Within the records below, find each line that holds the string "梵尔特系列", then copy it.

▶ **Record set**:
::::::::::

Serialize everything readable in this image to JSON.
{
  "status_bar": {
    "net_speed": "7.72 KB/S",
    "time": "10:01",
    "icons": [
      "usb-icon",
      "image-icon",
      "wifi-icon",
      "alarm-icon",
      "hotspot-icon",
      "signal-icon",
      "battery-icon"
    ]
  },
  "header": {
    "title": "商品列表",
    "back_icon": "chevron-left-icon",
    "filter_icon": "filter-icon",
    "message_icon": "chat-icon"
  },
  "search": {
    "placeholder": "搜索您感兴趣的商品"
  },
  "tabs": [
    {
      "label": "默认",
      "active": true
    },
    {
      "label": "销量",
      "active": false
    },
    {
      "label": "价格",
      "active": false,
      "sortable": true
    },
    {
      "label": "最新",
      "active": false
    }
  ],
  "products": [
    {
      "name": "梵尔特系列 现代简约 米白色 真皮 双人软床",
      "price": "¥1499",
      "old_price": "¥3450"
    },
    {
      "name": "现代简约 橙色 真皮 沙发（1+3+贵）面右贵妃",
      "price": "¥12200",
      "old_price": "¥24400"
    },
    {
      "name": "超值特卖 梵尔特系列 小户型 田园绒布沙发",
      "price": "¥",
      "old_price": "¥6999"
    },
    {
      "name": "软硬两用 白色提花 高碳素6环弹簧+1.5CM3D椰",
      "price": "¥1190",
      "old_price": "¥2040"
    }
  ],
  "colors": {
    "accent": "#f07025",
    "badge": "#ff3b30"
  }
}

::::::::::

▶ **Answer**:
      "name": "梵尔特系列 现代简约 米白色 真皮 双人软床",
      "name": "超值特卖 梵尔特系列 小户型 田园绒布沙发",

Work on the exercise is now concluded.